  • Number of vacancies and prospects for filling them.
  • property taxes and debt payments.

Knowing the all landlord's positions will help you determine who will be more willing to negotiate. If they only have one vacancy and a two upcoming appointment showings, they have no reason to offer concessions to you. Take their offer at face value and spend your effort on other apartment complexes. Landlords know this and thus the good ones protect this information and project lies. Find more reliable sources if you can. You can infer some things by looking at how much they advertise in Craigslist and local papers. Talk to current tenants.

With this information, you can identify where to find small wins. If you find two comparable and acceptable apartments, but one is further away from the Local Major Employer and has more vacancies as a result, you might try negotiating with them first, knowing that you've got another apartment to fall back on if things fall down. The fallback apartment is known as your BATNA (Best Alternative to a Negotiated Agreement), and the dollar value between your BATNA and the landlord's determines how much room there is, or if a deal goes through at all.


Usually this depends on the market. I live in Albany, NY and the rental market is very tight here -- landlords rule. Short of pre-payment, you're not getting concessions. In other areas, YMMV, especially if the apartment has an unusual thing going on like poor location, if it's owned by old people who own the building outright, or if it needs work.

Figure out how much money they're making on the property by computing their property taxes and estimate a 15 year mortgage payment. That's going to be the price floor for similar quality properties.

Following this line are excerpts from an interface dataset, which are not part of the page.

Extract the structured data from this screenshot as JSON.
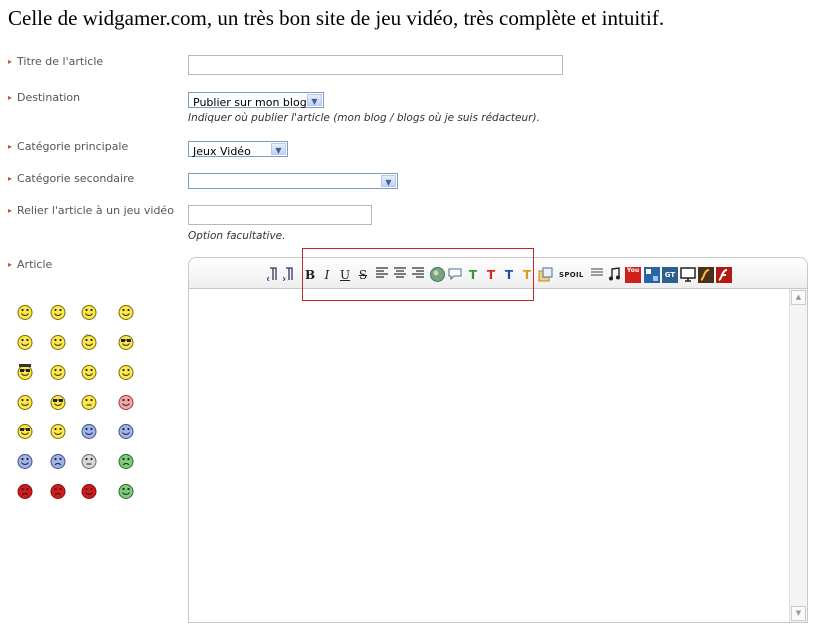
{
  "caption": "Celle de widgamer.com, un très bon site de jeu vidéo, très complète et intuitif.",
  "form": {
    "title_label": "Titre de l'article",
    "title_value": "",
    "destination_label": "Destination",
    "destination_value": "Publier sur mon blog",
    "destination_help": "Indiquer où publier l'article (mon blog / blogs où je suis rédacteur).",
    "main_category_label": "Catégorie principale",
    "main_category_value": "Jeux Vidéo",
    "secondary_category_label": "Catégorie secondaire",
    "secondary_category_value": "",
    "link_game_label": "Relier l'article à un jeu vidéo",
    "link_game_value": "",
    "link_game_help": "Option facultative.",
    "article_label": "Article"
  },
  "toolbar": {
    "bold": "B",
    "italic": "I",
    "underline": "U",
    "strike": "S",
    "spoil": "SPOIL",
    "youtube": "You",
    "text_color_glyph": "T",
    "video_glyph": "GT"
  },
  "colors": {
    "label": "#555555",
    "bullet": "#b25b3a",
    "select_border": "#7f9db9",
    "highlight": "#c0282b",
    "color_green": "#2e9a33",
    "color_red": "#d42a1e",
    "color_blue": "#1f4ea8",
    "color_orange": "#e09a1a"
  },
  "icons": {
    "align_icons": [
      "rtl-paragraph-icon",
      "ltr-paragraph-icon",
      "align-left-icon",
      "align-center-icon",
      "align-right-icon"
    ],
    "misc": [
      "image-icon",
      "speech-bubble-icon",
      "quote-icon",
      "music-icon",
      "youtube-icon",
      "dailymotion-icon",
      "gametrailers-icon",
      "screen-icon",
      "flash-icon",
      "flash-red-icon"
    ]
  },
  "smileys": [
    [
      "smile",
      "smile",
      "grin",
      "smile"
    ],
    [
      "laugh",
      "big-grin",
      "confused-question",
      "glasses"
    ],
    [
      "sunglasses-hat",
      "smile",
      "wink",
      "tongue"
    ],
    [
      "heart-eyes",
      "glasses-nerd",
      "neutral",
      "sick"
    ],
    [
      "cool-shades",
      "blush",
      "scared-blue",
      "tired-blue"
    ],
    [
      "blue-dizzy",
      "blue-sad",
      "thinking-gray",
      "green-angry"
    ],
    [
      "red-mad",
      "red-angry",
      "red-face",
      "green-sick"
    ]
  ]
}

You must log in to answer this question.

Not the answer you're looking for? Browse other questions tagged .